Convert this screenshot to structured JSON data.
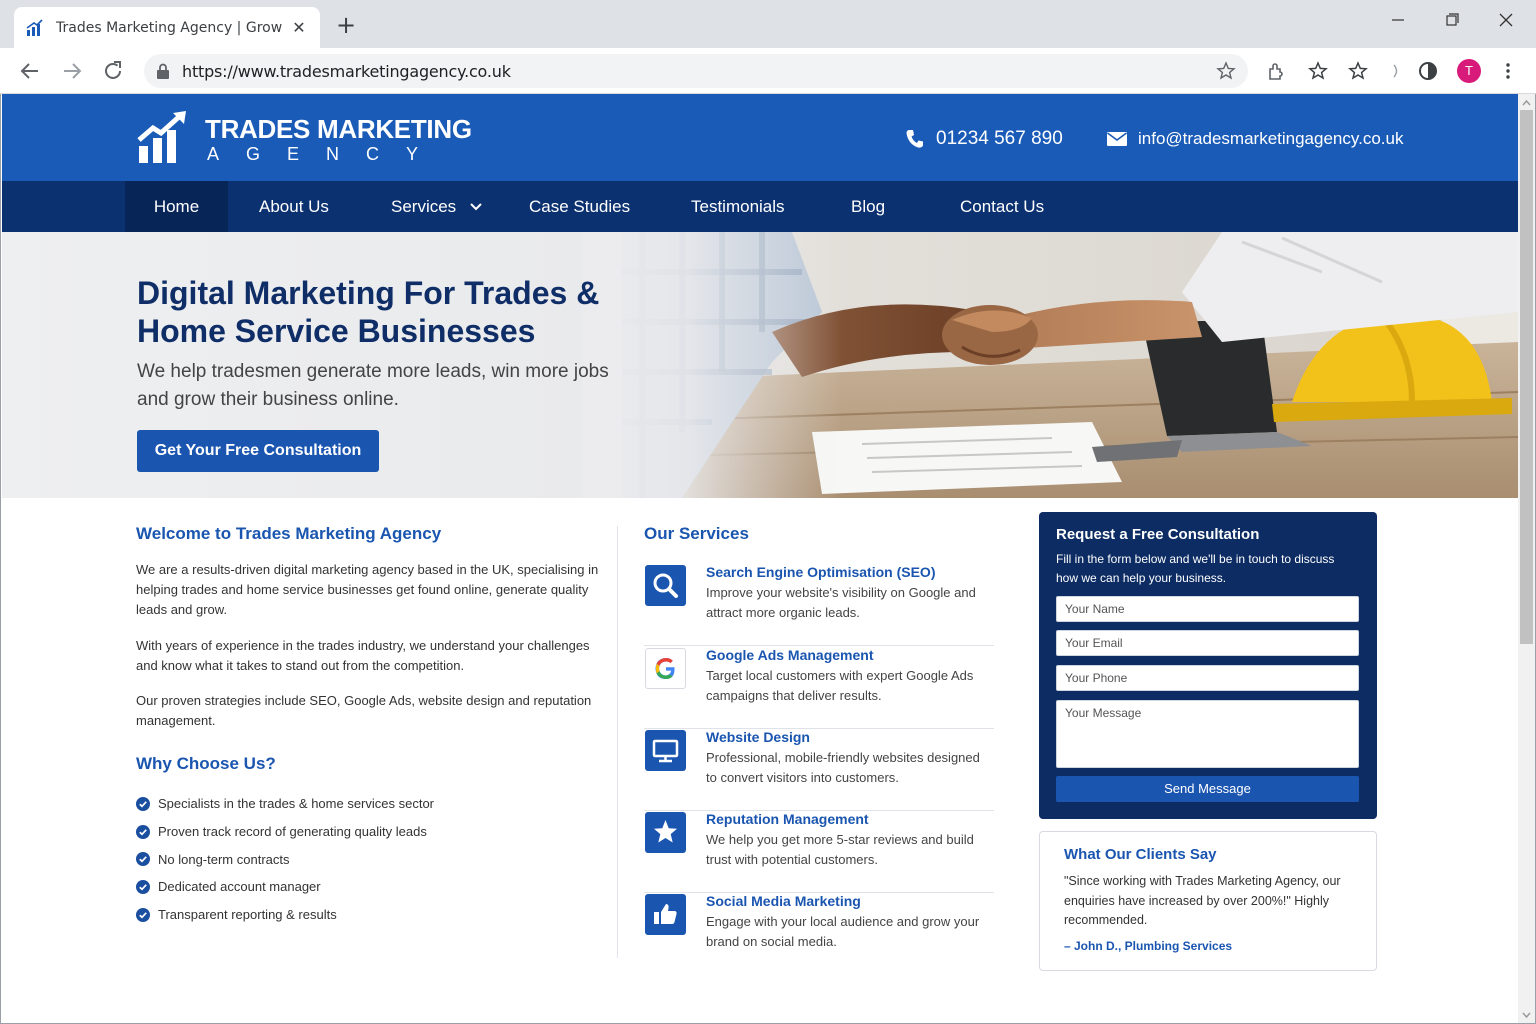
{
  "browser": {
    "tab_title": "Trades Marketing Agency | Grow Your",
    "url": "https://www.tradesmarketingagency.co.uk",
    "avatar_letter": "T"
  },
  "header": {
    "logo_line1": "TRADES MARKETING",
    "logo_line2": "AGENCY",
    "phone": "01234 567 890",
    "email": "info@tradesmarketingagency.co.uk"
  },
  "nav": {
    "items": [
      {
        "label": "Home"
      },
      {
        "label": "About Us"
      },
      {
        "label": "Services"
      },
      {
        "label": "Case Studies"
      },
      {
        "label": "Testimonials"
      },
      {
        "label": "Blog"
      },
      {
        "label": "Contact Us"
      }
    ],
    "active": "Home"
  },
  "hero": {
    "title": "Digital Marketing For Trades & Home Service Businesses",
    "subtitle": "We help tradesmen generate more leads, win more jobs and grow their business online.",
    "cta": "Get Your Free Consultation"
  },
  "welcome": {
    "title": "Welcome to Trades Marketing Agency",
    "paragraphs": [
      "We are a results-driven digital marketing agency based in the UK, specialising in helping trades and home service businesses get found online, generate quality leads and grow.",
      "With years of experience in the trades industry, we understand your challenges and know what it takes to stand out from the competition.",
      "Our proven strategies include SEO, Google Ads, website design and reputation management."
    ]
  },
  "why": {
    "title": "Why Choose Us?",
    "items": [
      "Specialists in the trades & home services sector",
      "Proven track record of generating quality leads",
      "No long-term contracts",
      "Dedicated account manager",
      "Transparent reporting & results"
    ]
  },
  "services": {
    "title": "Our Services",
    "items": [
      {
        "title": "Search Engine Optimisation (SEO)",
        "desc": "Improve your website's visibility on Google and attract more organic leads.",
        "icon": "search-icon"
      },
      {
        "title": "Google Ads Management",
        "desc": "Target local customers with expert Google Ads campaigns that deliver results.",
        "icon": "google-icon"
      },
      {
        "title": "Website Design",
        "desc": "Professional, mobile-friendly websites designed to convert visitors into customers.",
        "icon": "monitor-icon"
      },
      {
        "title": "Reputation Management",
        "desc": "We help you get more 5-star reviews and build trust with potential customers.",
        "icon": "star-icon"
      },
      {
        "title": "Social Media Marketing",
        "desc": "Engage with your local audience and grow your brand on social media.",
        "icon": "thumbs-up-icon"
      }
    ]
  },
  "form": {
    "title": "Request a Free Consultation",
    "intro": "Fill in the form below and we'll be in touch to discuss how we can help your business.",
    "name_placeholder": "Your Name",
    "email_placeholder": "Your Email",
    "phone_placeholder": "Your Phone",
    "message_placeholder": "Your Message",
    "submit": "Send Message"
  },
  "testimonial": {
    "title": "What Our Clients Say",
    "quote": "\"Since working with Trades Marketing Agency, our enquiries have increased by over 200%!\" Highly recommended.",
    "author": "– John D., Plumbing Services"
  },
  "colors": {
    "brand_blue": "#1a5bb8",
    "nav_navy": "#0c3170",
    "heading_navy": "#0f2d66",
    "link_blue": "#1a55b0"
  }
}
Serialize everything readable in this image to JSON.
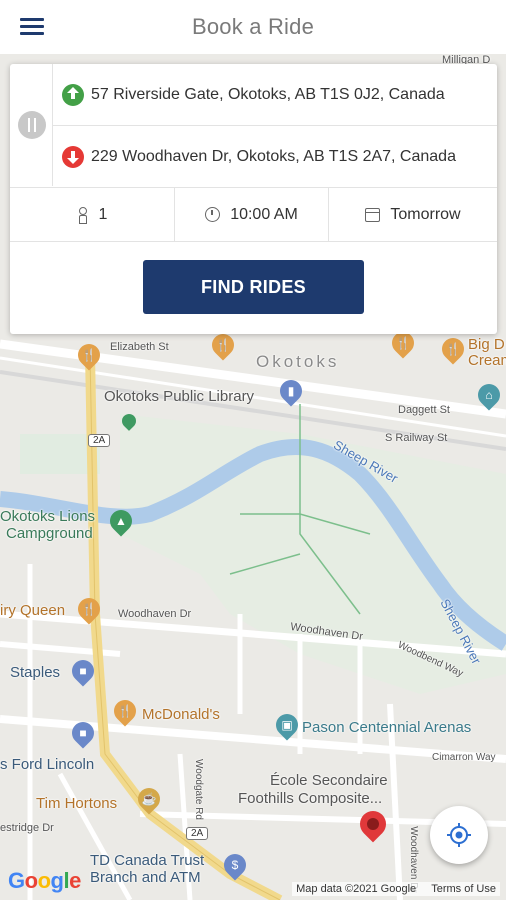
{
  "header": {
    "title": "Book a Ride",
    "menu_icon": "hamburger-menu-icon"
  },
  "booking": {
    "from_address": "57 Riverside Gate, Okotoks, AB T1S 0J2, Canada",
    "to_address": "229 Woodhaven Dr, Okotoks, AB T1S 2A7, Canada",
    "seats": "1",
    "time": "10:00 AM",
    "date": "Tomorrow",
    "find_button": "FIND RIDES",
    "colors": {
      "primary": "#1e3a6e",
      "pickup": "#43a047",
      "dropoff": "#e53935"
    }
  },
  "map": {
    "labels": {
      "milligan": "Milligan D",
      "elizabeth": "Elizabeth St",
      "okotoks": "Okotoks",
      "big_d": "Big D",
      "cream": "Cream",
      "library": "Okotoks Public Library",
      "daggett": "Daggett St",
      "railway": "S Railway St",
      "sheep_river_1": "Sheep River",
      "sheep_river_2": "Sheep River",
      "lions_1": "Okotoks Lions",
      "lions_2": "Campground",
      "dairy_queen": "iry Queen",
      "woodhaven_1": "Woodhaven Dr",
      "woodhaven_2": "Woodhaven Dr",
      "woodbend": "Woodbend Way",
      "staples": "Staples",
      "mcdonalds": "McDonald's",
      "pason": "Pason Centennial Arenas",
      "ford": "s Ford Lincoln",
      "cimarron": "Cimarron Way",
      "ecole_1": "École Secondaire",
      "ecole_2": "Foothills Composite...",
      "woodgate": "Woodgate Rd",
      "tim_hortons": "Tim Hortons",
      "westridge": "estridge Dr",
      "woodhaven_vert": "Woodhaven Dr",
      "td_1": "TD Canada Trust",
      "td_2": "Branch and ATM",
      "hwy_1": "2A",
      "hwy_2": "2A"
    },
    "google_logo": "Google",
    "map_data": "Map data ©2021 Google",
    "terms": "Terms of Use"
  }
}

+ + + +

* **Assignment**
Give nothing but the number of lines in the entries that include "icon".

* **Response box**
6